Pitch perfect

Football fans should give thanks we live in modern times.

There have been two amazing physical changes in my lifetime, both of which I can see with my own eyes. No, not in the mirror, that's a lie anyway, don't believe a word of it.

One of them is to do with the environment. I do fear more pollution, I can see that, and the need for more renewable energy makes sense. But not global warming. Don't believe in that. Can't see it, touch it. How can you accept something that observation tells you doesn't exist? Last year's shit summer. This year's shit weather. If God, sorry, global warming, exists, then why isn't our weather better?

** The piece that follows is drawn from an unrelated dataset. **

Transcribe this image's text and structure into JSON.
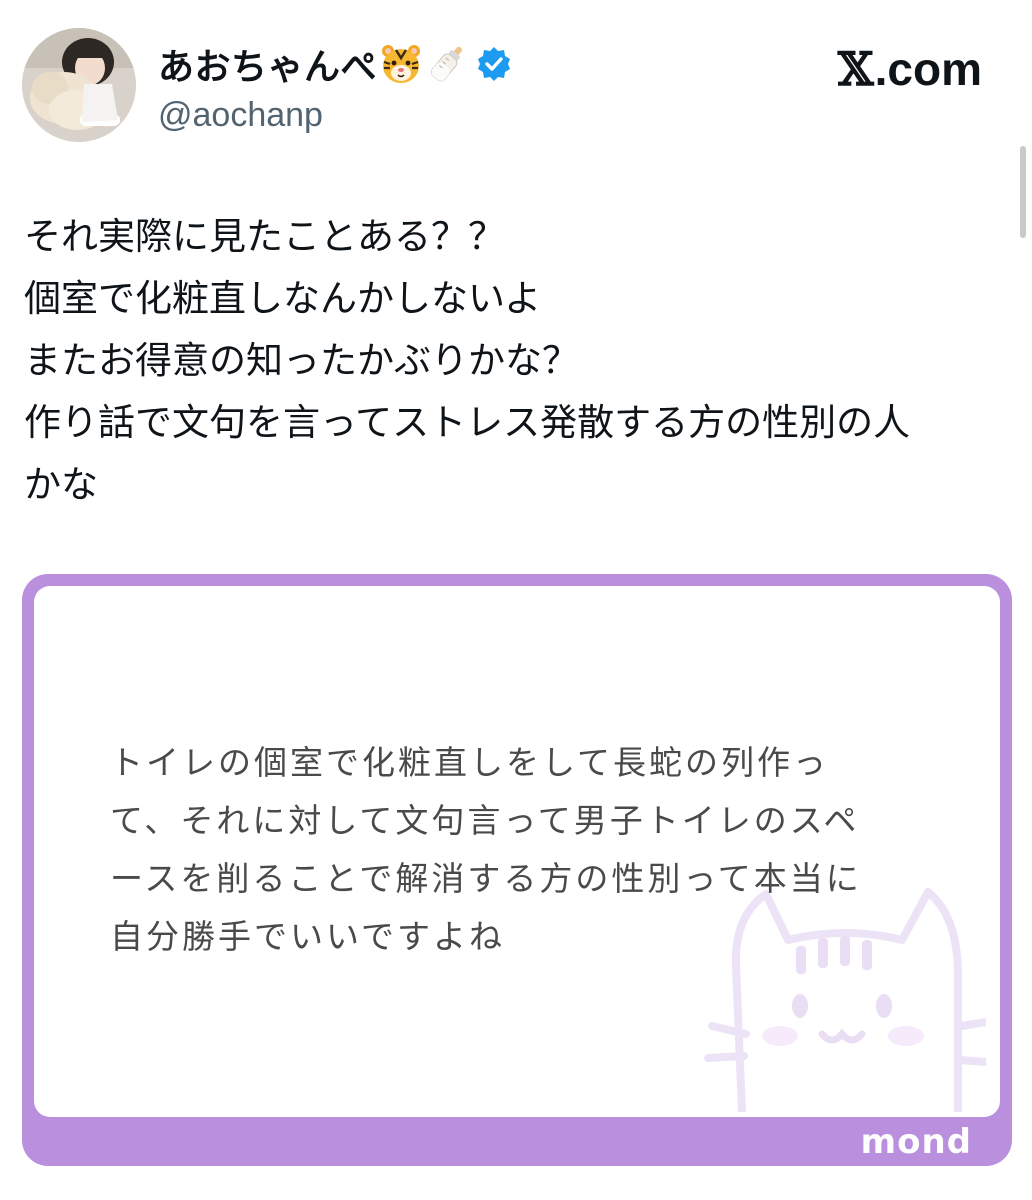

In 1960, I used to drive home from work at this time of the year, from Gray's Inn Road - and find myself hitting hedges, driving on pavements, no idea where I was. Not drink. London smog. It was the most awful, thick, clinging, dark yellow mucus; made you choke, unable to see. Thank God that's gone. The Clean Air Acts have totally done away with it. So that's one miracle in my lifetime.

The other amazing change struck me particularly last weekend, in all the snow, sleet and rain. White Hart Lane was all white, as were the Lillywhite shirts, until a spell towards the end when the sun came out. Watching all the other Prem games later on TV, the same thing was happening - heavy falls of snow, then bright sun. If you just switched on in a sunny bit, you'd think, nah, can't be the English winter, they're playing in some lush tropical paradise.

And you know why it looked like that? No, not just the mad spring sun - the lush, plush, perfect green pitch. It's the single most important change in 40 years to improve football.

Normally, at this time of year, the pitches were mudbaths, had been every winter since 1888 when the Football League began. The goalmouths were a ploughed field, sans grass, and you felt they would never be green again. In rain, the players splashed through small lakes, spray flying, the ball floating or disappearing. In snow, spectators could go on before the game and help the ground staff find the pitch.

During the game, there'd be banks of snow that looked like grey-white tanks parked on the perimeter. They'd get out the yellow ball, try to play through the blizzard, then give up and we'd all go for a Bovril and the Pink 'Un. (That was a newspaper, by the way, not a lap dancer.)

Decent pitches, which stay green all year round, have greatly encouraged better ball skills, speed, tactics. It was a lottery, in the old days, with sliding tackles that ended up across the pitch, or big belts with the ball only running two feet.

I do believe the physique of the modern player, 6ft tall, slim and slender, as opposed to 5ft 8in and stocky, does have a direct correlation with the changes on the pitch.

For fans, the changes have been hugely beneficial, going to a game without fearing it will be cancelled, being able to see the ball clearly at the other end instead of just guessing.

All it has cost is money. Undersoil heating, complicated drainage, special grasses are expensive and it's only the big clubs that can afford it. But they easily get their money back through assured attendances and guaranteed TV rights. There is, of course, a connection with Sky - the extra TV cash made the clubs richer. But I'm not going to praise Sky. I'm just saying hurrah for modern pitches.

The worst of all possible worlds for a football fan was smog plus lousy pitches. Oh, we're so lucky to be living in the modern age.

Hunter Davies is a journalist, broadcaster and profilic author perhaps best known for writing about the Beatles. He is an ardent Tottenham fan and writes a regular column on football for the New Statesman.

This article first appeared in the 31 March 2008 issue of the New Statesman, Is Boris a fake?